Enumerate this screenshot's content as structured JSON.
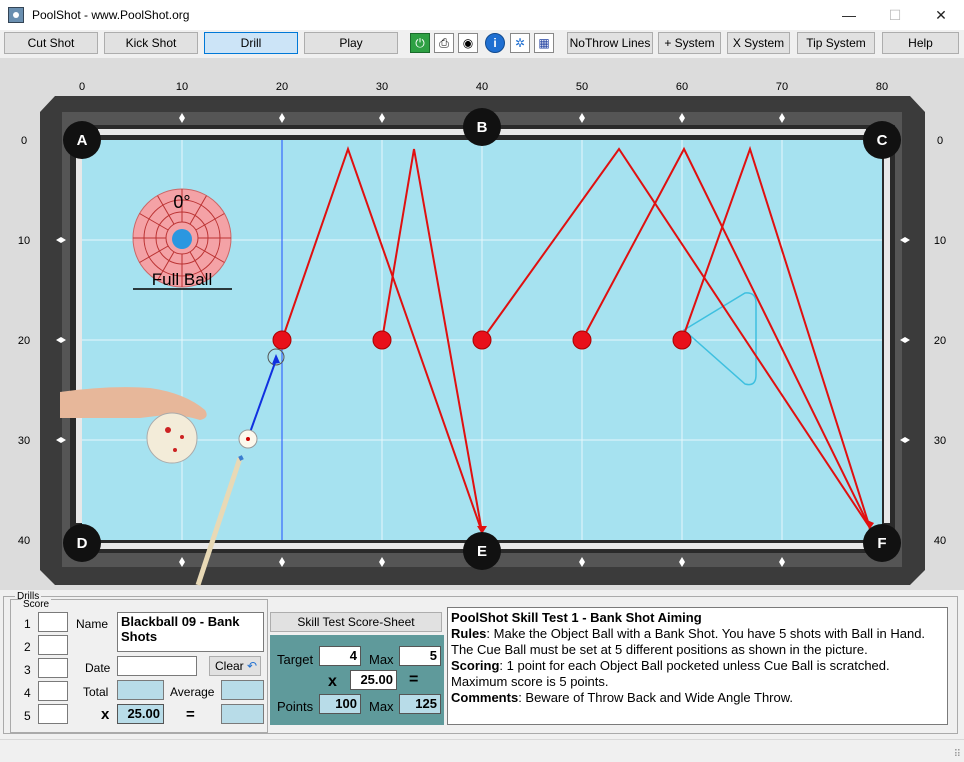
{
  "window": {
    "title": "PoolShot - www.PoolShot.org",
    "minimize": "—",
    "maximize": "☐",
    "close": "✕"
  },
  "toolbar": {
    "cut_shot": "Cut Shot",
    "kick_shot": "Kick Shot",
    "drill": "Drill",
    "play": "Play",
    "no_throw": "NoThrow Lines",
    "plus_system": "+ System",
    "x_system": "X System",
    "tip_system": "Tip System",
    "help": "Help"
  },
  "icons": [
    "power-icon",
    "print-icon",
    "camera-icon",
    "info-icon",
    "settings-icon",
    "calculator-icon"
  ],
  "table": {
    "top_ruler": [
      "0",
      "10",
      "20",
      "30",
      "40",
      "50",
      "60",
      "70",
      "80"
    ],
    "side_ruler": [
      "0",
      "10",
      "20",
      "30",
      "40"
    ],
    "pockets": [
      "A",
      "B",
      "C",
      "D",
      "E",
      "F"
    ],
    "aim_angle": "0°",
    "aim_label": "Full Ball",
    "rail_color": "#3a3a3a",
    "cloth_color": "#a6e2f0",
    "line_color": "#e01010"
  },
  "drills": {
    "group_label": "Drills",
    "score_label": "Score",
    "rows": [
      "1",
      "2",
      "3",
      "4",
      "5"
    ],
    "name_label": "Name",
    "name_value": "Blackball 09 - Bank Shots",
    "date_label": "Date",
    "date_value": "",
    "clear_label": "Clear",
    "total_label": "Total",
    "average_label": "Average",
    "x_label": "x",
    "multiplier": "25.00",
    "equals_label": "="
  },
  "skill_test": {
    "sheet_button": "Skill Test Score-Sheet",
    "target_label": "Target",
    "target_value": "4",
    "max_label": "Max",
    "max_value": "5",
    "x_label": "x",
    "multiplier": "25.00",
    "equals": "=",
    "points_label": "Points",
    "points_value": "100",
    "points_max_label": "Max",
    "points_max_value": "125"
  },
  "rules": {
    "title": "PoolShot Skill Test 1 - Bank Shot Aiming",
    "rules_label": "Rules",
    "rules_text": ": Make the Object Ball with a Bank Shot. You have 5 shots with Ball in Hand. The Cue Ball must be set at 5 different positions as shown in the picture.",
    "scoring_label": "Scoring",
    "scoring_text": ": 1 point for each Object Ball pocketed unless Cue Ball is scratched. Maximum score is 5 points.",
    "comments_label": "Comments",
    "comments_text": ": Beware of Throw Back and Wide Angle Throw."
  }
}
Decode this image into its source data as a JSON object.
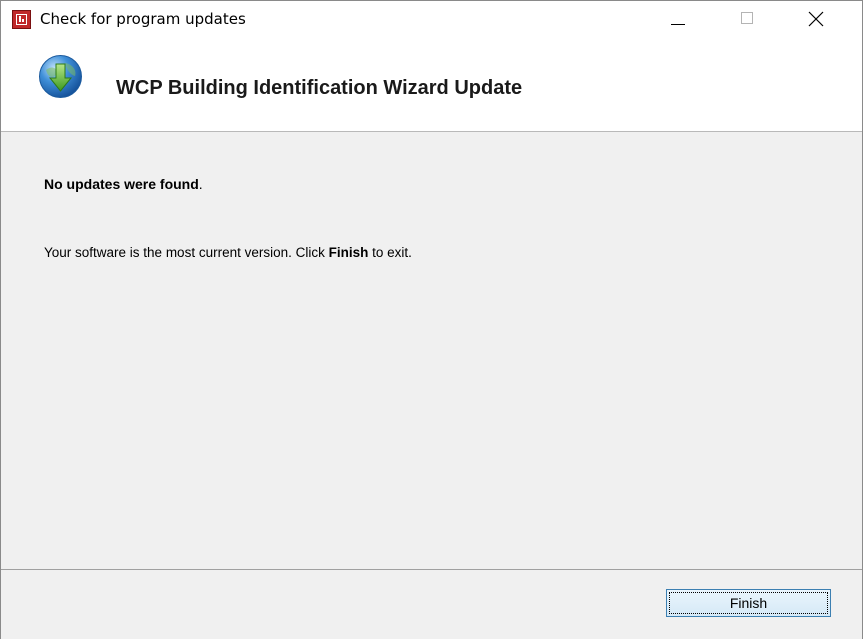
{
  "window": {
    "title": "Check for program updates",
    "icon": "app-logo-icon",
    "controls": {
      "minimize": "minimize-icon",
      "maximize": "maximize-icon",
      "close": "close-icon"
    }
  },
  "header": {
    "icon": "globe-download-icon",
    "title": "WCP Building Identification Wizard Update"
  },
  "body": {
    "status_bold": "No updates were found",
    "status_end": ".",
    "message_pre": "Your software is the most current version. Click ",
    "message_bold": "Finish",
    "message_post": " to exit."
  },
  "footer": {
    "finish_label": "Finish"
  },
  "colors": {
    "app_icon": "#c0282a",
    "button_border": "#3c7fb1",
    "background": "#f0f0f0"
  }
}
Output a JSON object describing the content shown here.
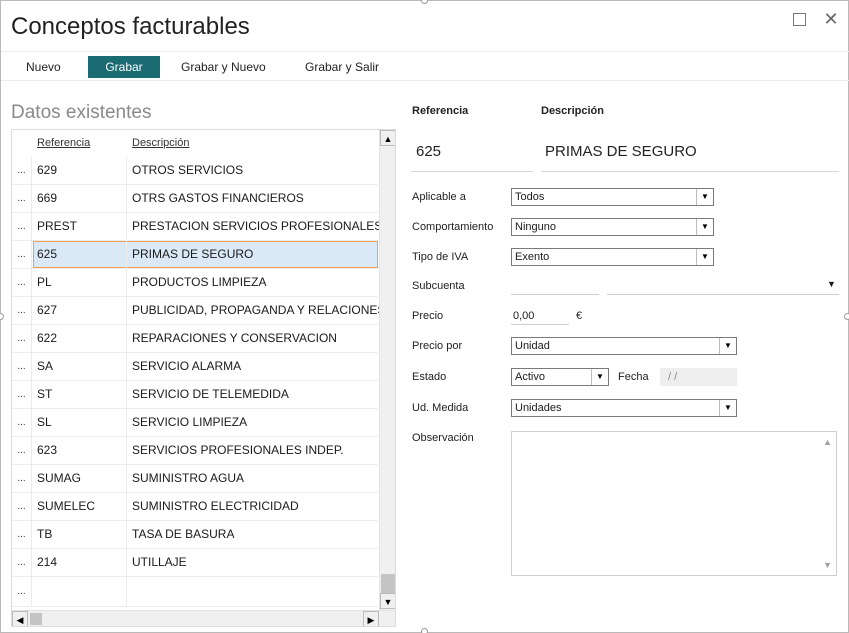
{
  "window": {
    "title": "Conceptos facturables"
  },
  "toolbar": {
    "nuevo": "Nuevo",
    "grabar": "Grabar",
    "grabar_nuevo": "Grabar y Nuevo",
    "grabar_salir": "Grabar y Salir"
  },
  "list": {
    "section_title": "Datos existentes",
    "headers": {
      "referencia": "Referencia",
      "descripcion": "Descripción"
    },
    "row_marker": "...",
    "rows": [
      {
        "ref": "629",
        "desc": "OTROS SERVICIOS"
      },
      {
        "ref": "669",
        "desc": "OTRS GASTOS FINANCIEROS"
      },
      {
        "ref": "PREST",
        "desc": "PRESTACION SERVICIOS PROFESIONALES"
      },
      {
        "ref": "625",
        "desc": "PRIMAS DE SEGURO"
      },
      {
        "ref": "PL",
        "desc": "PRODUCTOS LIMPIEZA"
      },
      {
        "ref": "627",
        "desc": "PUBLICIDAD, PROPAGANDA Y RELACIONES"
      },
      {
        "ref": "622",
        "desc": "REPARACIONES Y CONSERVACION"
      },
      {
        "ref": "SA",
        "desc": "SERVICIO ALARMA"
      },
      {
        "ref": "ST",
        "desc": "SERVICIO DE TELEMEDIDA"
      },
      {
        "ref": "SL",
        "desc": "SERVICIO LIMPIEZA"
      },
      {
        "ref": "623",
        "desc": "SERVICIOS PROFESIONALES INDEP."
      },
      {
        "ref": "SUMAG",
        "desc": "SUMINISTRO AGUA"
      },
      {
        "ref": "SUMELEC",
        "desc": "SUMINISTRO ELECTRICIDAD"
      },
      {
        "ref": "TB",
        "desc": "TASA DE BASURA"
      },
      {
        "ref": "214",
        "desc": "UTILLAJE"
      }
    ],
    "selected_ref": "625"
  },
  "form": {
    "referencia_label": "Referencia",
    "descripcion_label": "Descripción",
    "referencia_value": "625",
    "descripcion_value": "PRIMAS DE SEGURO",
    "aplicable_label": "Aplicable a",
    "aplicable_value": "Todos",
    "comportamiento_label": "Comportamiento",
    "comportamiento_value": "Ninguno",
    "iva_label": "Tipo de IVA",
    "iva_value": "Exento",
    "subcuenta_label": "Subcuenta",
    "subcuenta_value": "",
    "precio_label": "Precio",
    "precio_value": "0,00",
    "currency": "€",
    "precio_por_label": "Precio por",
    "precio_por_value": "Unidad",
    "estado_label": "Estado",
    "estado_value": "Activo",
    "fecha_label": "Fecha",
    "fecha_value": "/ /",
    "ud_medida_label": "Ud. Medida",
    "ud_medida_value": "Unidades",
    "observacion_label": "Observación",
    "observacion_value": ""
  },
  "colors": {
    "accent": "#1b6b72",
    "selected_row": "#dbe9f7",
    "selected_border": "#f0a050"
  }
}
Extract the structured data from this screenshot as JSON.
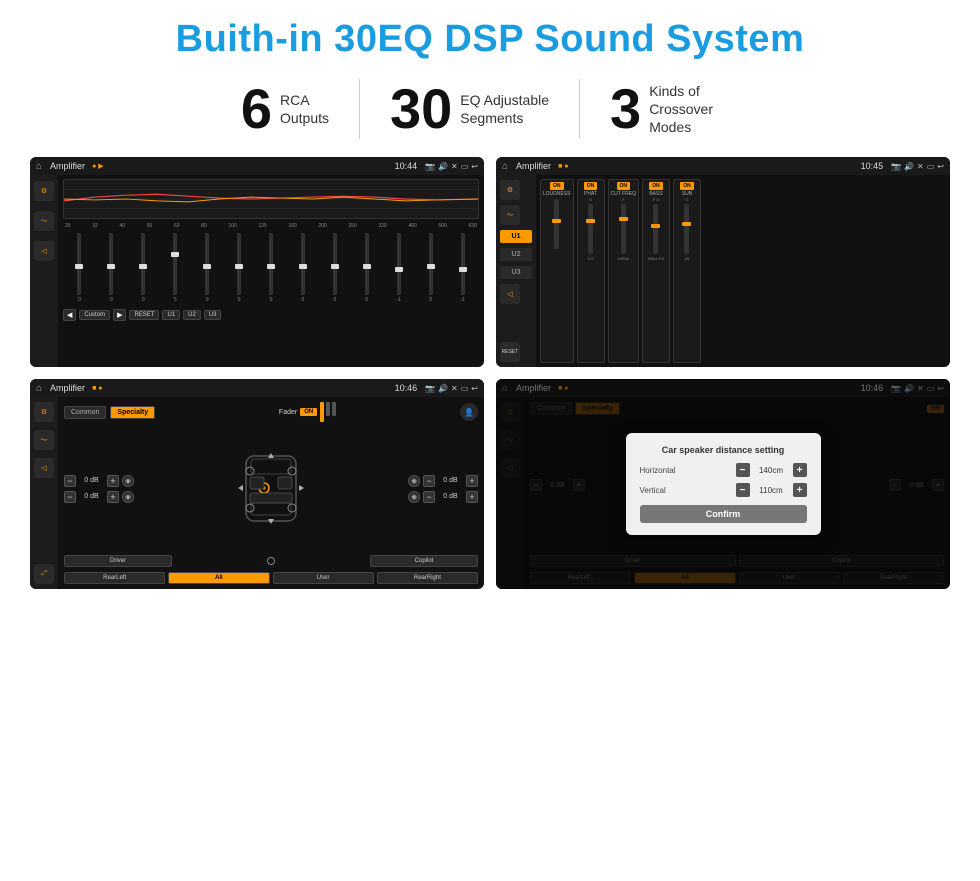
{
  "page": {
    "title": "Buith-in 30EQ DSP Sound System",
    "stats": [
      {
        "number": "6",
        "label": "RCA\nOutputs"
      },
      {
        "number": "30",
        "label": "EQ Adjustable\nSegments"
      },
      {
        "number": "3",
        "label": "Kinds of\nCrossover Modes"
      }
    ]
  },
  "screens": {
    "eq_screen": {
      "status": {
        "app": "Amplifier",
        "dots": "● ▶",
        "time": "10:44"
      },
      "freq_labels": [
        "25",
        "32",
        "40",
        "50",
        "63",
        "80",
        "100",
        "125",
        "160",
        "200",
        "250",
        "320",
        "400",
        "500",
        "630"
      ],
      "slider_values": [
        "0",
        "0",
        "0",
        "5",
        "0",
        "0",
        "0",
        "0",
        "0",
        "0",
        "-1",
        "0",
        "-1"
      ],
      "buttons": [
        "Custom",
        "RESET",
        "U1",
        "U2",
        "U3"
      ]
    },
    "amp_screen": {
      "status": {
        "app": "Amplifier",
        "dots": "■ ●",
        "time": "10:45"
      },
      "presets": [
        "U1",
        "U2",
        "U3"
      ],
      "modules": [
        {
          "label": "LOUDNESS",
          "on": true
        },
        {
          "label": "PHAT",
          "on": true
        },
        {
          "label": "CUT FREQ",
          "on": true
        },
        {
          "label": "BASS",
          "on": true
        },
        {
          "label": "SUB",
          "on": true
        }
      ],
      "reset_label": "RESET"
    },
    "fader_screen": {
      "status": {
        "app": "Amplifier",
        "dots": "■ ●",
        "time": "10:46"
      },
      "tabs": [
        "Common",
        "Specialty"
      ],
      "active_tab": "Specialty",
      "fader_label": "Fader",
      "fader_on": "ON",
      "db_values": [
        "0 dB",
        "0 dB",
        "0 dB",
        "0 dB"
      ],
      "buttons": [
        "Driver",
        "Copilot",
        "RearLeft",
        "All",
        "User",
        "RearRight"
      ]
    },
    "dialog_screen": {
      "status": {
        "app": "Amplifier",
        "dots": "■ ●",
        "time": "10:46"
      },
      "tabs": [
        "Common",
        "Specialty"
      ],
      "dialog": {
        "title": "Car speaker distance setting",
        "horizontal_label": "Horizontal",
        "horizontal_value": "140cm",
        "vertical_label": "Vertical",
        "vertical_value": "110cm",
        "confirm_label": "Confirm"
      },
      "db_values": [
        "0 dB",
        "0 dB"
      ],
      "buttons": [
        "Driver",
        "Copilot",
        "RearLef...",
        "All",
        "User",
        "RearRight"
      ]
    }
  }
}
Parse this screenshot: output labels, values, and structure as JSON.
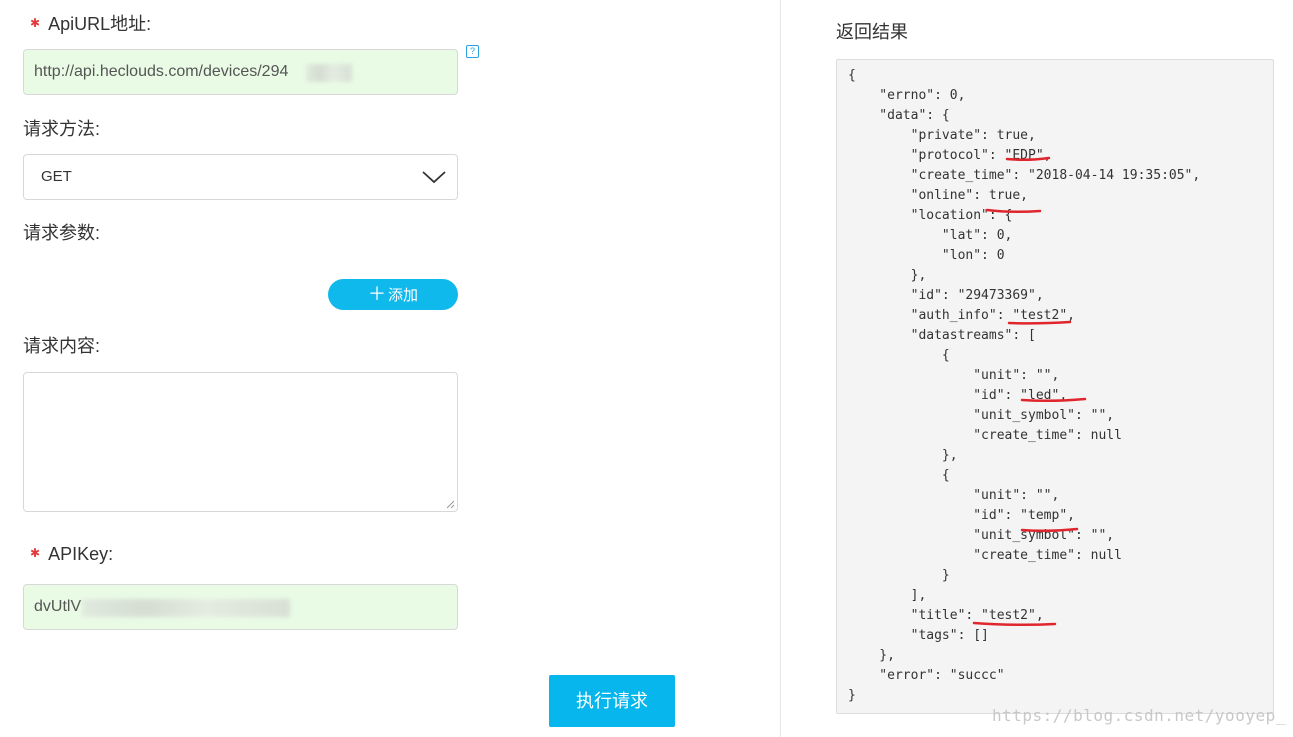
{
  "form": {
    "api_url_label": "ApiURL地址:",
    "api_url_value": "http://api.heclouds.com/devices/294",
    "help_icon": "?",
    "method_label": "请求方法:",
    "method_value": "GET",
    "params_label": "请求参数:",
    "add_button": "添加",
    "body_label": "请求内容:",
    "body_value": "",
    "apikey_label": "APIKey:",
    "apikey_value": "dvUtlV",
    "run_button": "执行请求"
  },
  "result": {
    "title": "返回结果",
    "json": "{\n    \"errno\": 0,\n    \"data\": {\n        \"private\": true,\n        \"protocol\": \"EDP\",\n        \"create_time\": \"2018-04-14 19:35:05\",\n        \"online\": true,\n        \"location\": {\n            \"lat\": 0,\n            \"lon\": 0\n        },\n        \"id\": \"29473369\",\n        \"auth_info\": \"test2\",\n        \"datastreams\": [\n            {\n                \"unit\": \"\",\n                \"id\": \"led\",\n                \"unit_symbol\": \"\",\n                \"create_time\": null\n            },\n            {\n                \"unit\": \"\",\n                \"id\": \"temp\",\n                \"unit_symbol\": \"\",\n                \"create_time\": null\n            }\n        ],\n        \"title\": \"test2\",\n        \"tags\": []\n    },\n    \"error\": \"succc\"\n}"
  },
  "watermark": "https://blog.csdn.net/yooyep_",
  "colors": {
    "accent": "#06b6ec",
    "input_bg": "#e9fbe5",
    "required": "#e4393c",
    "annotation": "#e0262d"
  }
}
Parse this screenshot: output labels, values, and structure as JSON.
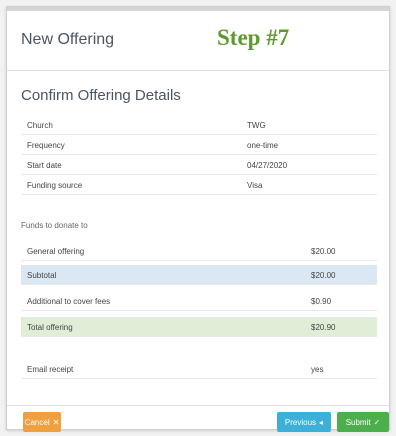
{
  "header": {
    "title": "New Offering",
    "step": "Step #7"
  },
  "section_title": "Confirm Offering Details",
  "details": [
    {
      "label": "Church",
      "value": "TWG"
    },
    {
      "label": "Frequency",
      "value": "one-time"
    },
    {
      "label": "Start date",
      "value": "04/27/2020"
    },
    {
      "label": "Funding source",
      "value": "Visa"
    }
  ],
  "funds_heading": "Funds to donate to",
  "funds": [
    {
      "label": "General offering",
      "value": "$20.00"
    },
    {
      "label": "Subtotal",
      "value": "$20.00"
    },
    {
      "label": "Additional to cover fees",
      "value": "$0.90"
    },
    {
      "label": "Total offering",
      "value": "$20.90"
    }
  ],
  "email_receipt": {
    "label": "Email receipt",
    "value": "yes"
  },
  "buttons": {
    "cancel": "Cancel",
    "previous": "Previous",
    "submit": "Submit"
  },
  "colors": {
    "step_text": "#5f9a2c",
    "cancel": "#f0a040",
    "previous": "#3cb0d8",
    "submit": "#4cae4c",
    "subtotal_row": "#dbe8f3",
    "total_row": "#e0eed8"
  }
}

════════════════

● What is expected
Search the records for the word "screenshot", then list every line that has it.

● Task solution
Enumerate this screenshot's content as structured JSON.
Extract the structured data from this screenshot as JSON.
Parse this screenshot: output labels, values, and structure as JSON.
Parse this screenshot: output labels, values, and structure as JSON.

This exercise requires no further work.